What’s your number?
If you’re looking at the stool chart feeling as through you run the gamut of each type, start to observe toilet clues and investigate reasons that may underlie issues of diarrhea and constipation. Like most changes, this starts with awareness. Track the number associated with the Bristol stool chart type that best matches your bowel movement.

Water makes all the difference. Diarrhea results when the intestine doesn’t have time to reabsorb all the water from the food waste before it exits. On the other hand, if too much water being reabsorbed, constipation occurs and results in hard, dry rabbit-poo-like stools.

When you can’t wait another second….diarrhea.¬†Common causes of diarrhea include:
Food allergies or sensitivities
Lactose intolerance, gluten intolerance/Celiac disease, or malabsorption of fructose
Hyperthyroidism
Emotional stress
Irritable Bowel Syndrome
Gastrointestinal infection

Sh*t happens….hopefully. Constipation involves the passing of hard, dry stools that resemble rabbit or deer excrement. Are you eating sugar, processed carbs, packaged foods? If so, you’re at higher risk for constipation. Or perhaps it’s one of these common issues:
Low fiber intake (or too much fiber and not enough water)
Food allergies (dairy and wheat can also lead to constipation issues for some)
Hypothyroidism & hormonal imbalance
Lack of physical activity
Dehydration
Issues with the nerves or muscles in the intestinal tract

Whoa!
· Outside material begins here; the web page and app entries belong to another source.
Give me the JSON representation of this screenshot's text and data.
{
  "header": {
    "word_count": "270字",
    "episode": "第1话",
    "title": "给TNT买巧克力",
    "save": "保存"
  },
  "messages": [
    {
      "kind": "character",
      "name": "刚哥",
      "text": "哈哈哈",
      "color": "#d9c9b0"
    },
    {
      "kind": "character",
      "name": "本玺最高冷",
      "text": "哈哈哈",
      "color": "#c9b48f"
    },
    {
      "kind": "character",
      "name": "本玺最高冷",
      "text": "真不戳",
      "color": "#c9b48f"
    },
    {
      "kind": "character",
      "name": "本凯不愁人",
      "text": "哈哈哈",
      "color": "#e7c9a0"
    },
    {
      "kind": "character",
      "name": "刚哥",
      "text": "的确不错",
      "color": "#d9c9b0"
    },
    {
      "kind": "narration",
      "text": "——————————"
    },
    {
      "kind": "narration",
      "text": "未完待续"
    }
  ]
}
That stinks!
If you find that your flatulence clears a room or your BMs are so stinky they cause a plane to turn back, there’s a problem that needs to be addressed.¬†For the deadly gas (silence optional), the problem has its roots in sulfur compounds. One reason why flatulence can flatten the mood: bacteria adds sulfates to trapped air bubbles in the gut, creating smelly farts. Food can lead to foul smells particularly when one is consuming foods high in sulfur (think Brussels sprouts, cabbage, broccoli, garlic, and onion).
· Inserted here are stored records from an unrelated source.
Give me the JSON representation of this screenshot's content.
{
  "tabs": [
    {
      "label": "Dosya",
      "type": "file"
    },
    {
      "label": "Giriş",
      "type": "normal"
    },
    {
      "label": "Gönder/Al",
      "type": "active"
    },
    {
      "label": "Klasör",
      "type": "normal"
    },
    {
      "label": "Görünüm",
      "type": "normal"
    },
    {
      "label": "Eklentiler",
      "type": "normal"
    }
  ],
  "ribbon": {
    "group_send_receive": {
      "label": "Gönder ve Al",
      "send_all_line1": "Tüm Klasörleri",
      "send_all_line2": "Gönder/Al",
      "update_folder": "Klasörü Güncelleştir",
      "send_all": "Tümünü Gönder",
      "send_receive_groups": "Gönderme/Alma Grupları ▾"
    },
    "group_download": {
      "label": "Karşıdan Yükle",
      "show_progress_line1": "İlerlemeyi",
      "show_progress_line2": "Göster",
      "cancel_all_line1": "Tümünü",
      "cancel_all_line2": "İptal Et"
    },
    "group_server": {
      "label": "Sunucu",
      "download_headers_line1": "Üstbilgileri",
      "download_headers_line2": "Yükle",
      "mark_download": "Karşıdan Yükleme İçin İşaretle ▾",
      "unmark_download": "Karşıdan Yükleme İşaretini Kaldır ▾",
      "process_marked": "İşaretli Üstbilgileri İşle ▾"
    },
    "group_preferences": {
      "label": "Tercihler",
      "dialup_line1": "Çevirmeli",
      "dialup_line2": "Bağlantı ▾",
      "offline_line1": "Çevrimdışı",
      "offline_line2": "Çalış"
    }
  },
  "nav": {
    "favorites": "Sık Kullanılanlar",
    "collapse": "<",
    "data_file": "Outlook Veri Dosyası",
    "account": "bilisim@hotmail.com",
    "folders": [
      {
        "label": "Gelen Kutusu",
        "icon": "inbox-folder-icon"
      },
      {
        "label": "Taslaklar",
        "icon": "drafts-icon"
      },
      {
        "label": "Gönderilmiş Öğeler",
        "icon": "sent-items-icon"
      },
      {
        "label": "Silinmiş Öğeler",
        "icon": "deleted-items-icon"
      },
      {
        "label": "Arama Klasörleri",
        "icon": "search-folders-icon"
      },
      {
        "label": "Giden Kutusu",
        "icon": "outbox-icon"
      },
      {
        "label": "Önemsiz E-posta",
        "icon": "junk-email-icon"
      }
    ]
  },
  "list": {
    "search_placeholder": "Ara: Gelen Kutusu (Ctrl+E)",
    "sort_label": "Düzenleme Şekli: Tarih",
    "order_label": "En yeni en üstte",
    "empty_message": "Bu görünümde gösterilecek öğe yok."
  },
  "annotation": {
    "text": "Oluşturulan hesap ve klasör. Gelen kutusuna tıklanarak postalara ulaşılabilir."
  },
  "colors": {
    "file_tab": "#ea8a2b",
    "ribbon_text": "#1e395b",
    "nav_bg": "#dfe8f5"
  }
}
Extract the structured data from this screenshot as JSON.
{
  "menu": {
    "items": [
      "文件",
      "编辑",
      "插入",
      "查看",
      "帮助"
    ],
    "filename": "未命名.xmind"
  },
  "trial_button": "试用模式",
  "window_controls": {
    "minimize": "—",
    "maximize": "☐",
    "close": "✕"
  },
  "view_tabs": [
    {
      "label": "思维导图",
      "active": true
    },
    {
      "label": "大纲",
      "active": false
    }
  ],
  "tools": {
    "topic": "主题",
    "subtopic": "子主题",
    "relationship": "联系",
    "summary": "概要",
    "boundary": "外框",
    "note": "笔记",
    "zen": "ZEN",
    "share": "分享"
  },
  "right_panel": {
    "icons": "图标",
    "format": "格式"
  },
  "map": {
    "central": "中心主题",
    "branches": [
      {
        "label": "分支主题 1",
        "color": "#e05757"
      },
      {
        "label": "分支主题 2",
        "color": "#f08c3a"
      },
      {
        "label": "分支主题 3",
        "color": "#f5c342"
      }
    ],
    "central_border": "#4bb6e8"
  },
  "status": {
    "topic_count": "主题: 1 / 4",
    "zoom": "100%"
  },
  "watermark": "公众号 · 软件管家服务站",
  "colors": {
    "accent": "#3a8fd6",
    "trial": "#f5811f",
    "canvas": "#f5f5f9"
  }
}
Smelly poo can have its origins from food as well. Those who eat a lot of animal protein tend to have stinkier BMs. A weak digestive system will contribute to foods not breaking down well and putrefying in the gut. Poor diet and stress often have key roles to play as can food sensitivities and inflammatory bowel disorders.

Have the Perfect Poo
Though seemingly as mythical as unicorns, some people claim to have the perfect poos. You can too! First, you have to know what you’re aiming for. On the Bristol stool chart, a perfect poo would ideally be a 4, with 3 and 5 being strong contenders. Let your competitive side show as you try some of these tips to improve your digestive wellness.
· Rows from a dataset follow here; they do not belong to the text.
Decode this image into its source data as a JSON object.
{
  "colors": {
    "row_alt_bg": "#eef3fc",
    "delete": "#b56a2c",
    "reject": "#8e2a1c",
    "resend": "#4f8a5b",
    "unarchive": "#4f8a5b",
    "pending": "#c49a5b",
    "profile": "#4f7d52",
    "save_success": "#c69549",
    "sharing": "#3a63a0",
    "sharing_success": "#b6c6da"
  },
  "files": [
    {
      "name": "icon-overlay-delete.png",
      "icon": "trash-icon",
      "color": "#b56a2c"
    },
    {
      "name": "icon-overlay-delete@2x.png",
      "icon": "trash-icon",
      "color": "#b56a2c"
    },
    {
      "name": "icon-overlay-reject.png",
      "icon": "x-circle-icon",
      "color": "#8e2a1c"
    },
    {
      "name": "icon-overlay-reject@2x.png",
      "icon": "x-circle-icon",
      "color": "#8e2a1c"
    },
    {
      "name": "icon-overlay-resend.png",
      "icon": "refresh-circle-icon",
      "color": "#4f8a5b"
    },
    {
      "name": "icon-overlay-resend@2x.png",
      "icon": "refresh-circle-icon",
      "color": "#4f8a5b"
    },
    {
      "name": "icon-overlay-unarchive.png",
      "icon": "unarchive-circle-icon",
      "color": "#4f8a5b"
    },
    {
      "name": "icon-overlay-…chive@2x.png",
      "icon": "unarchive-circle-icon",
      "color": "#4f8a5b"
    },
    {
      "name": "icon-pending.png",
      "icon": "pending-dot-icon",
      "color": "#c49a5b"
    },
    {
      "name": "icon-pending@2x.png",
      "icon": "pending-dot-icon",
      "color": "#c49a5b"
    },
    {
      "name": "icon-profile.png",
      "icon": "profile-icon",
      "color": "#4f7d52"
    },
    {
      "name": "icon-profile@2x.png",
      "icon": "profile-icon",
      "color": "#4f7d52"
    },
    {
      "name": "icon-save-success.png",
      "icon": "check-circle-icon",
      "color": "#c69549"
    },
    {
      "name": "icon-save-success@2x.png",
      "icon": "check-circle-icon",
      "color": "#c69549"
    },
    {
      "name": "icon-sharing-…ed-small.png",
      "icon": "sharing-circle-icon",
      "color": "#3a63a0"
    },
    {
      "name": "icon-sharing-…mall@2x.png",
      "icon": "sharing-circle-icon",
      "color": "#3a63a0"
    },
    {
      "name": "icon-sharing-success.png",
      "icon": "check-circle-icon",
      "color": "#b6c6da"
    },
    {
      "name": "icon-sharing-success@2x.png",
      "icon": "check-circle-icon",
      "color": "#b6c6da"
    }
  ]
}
  • Get more fiber (think¬†fruits, vegetables, legumes, and whole grains)
  • Drink enough water! Some people like to jazz it up with some lemon and/or mint.
  • Address any underlying thyroid issues
  • Consider eliminating gluten and/or dairy from the diet (both are a common cause of diarrhea and constipation) or other foods on your sensitivity results
  • Fermented foods (i.e. kimchi, yogurt, kefir, sauerkraut) may be beneficial as they can support the colonization of healthy bacteria in the gut. Consider a probiotic supplement.
  • Exercise!
  • Incorporate stress management techniques
  • Get enough sleep

It is important to give your body the tools it needs to be healthy. Every piece of food eaten is broken down and nutrients are absorbed. If it passes too quickly in the digestive tract, important nutrients are missed. If it takes too long, damage may occur in the colon (think diverticulitis as an example). Remember that there are plenty of neurotransmitters in your gut and the brain-gut connection is real. Your thoughts, anxiety, depression, stress, and mood impact your gut.  With all of the information and ideas presented, what step will you take to  achieve gastrointestinal balance?